Even with the massive computational and storage facilities offered by SuperMUC, it is still impossible to consider all physically relevant flow problems. For instance, a question of crucial importance is what happens at even stronger thermal forcing than can be simulated currently. For strong enough thermal forcing, one namely expects an ultimate state of thermal convection. It is conjectured that this ultimate regime is triggered when the boundary layers close to the plate become turbulent. Simulating ultimate thermal convection will require immense computational resources and will only become possible using a new generation of supercomputers like SuperMUC-NG.
Alexander Blass2, Detlef Lohse (PI)1, 2, Richard Stevens2, Roberto Verzicco2, Xiaojue Zhu2
1 Max Planck Institute for Dynamics and Self-Organization, Göttingen (Germany)
2 Max Planck Center Twente for Complex Fluid Dynamics and Physics of Fluids Group, University of Twente (The Netherlands)
References and Links
 Group website: pof.tnw.utwente.nl; Project details: https://stevensrjam.github.io/Website/research_superstruc.html; Computational code: www.afid.eu;
 Ahlers, Grossmann, Lohse, Rev. Mod. Phys. 81, 503 (2009).
 R.J.A.M. Stevens, R. Verzicco, D. Lohse, J. Fluid Mech. 643, 495-507 (2010).
 E.P. van der Poel, R. Ostilla-Mónico, J. Donners, R. Verzicco, Computers & Fluids 116, 10 (2015).
 R.J.A.M. Stevens, A. Blass, X. Zhu, R. Verzicco, D. Lohse: Turbulent thermal superstructures in Rayleigh-Bénard convection, Phys.

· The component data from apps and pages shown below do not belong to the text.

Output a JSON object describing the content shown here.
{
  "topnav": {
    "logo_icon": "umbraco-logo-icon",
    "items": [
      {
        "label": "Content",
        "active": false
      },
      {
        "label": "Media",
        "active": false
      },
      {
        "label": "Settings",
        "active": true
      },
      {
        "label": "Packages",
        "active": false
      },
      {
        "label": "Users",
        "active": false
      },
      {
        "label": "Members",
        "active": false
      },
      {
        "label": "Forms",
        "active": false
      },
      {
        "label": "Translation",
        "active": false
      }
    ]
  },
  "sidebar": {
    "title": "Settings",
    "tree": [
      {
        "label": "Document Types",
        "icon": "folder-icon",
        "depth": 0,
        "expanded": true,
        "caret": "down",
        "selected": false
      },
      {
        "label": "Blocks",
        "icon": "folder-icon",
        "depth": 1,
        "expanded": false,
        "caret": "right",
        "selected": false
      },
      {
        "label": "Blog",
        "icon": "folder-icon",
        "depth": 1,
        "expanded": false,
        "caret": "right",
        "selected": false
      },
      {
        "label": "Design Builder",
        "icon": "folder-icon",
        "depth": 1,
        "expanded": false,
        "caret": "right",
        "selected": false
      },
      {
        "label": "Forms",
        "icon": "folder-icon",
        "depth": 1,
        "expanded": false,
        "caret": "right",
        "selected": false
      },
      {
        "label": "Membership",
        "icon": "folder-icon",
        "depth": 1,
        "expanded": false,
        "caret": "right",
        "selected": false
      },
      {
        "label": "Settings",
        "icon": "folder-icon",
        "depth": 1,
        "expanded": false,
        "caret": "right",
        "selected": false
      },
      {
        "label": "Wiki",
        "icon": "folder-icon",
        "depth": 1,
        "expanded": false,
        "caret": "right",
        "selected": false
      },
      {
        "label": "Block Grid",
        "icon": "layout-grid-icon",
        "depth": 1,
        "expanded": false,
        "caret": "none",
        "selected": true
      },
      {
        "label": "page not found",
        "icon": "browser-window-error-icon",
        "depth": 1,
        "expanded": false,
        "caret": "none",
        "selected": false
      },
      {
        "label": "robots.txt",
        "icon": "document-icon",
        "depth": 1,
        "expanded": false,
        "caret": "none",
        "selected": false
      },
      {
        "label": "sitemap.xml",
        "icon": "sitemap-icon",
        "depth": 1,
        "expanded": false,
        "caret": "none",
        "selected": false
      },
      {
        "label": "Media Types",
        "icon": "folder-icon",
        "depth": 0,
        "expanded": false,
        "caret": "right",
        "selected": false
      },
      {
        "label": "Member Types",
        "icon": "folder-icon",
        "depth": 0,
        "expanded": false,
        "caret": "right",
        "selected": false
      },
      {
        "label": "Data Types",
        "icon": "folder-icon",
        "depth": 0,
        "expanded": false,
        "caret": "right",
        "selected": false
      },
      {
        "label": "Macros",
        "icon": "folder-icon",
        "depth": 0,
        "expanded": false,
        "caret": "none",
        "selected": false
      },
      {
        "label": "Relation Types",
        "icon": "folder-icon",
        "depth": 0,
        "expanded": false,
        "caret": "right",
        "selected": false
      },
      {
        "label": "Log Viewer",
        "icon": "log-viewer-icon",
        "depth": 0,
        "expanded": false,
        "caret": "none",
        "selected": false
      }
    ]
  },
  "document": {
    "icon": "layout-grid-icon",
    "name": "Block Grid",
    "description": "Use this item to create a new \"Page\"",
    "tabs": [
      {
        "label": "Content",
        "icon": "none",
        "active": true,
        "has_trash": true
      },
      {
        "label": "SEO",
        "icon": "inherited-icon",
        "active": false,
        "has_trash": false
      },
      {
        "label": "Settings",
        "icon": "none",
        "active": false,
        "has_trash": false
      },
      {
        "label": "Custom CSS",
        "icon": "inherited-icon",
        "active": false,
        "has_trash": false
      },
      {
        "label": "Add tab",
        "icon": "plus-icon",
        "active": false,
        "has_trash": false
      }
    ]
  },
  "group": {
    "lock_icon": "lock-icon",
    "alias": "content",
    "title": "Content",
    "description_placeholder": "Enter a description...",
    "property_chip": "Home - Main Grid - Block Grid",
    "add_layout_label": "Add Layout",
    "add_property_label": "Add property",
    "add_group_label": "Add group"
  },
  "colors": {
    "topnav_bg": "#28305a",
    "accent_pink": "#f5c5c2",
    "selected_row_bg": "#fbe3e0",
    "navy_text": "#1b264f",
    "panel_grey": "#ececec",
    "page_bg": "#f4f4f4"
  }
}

Rev. Fluids 3, 041501(R) April 2018 (https://journals.aps.org/prfluids/abstract/10.1103/PhysRevFluids.3.041501)
Prof. Dr. Detlef Lohse
Max-Planck-Institut für Dynamik und Selbstorganisation, Göttingen, Germany
Max Planck Center Twente for Complex Fluid Dynamics and Physics of Fluids Group, University of Twente, The Netherlands
e-mail: d.lohse [@] utwente.nl
LRZ project ID: pr74sa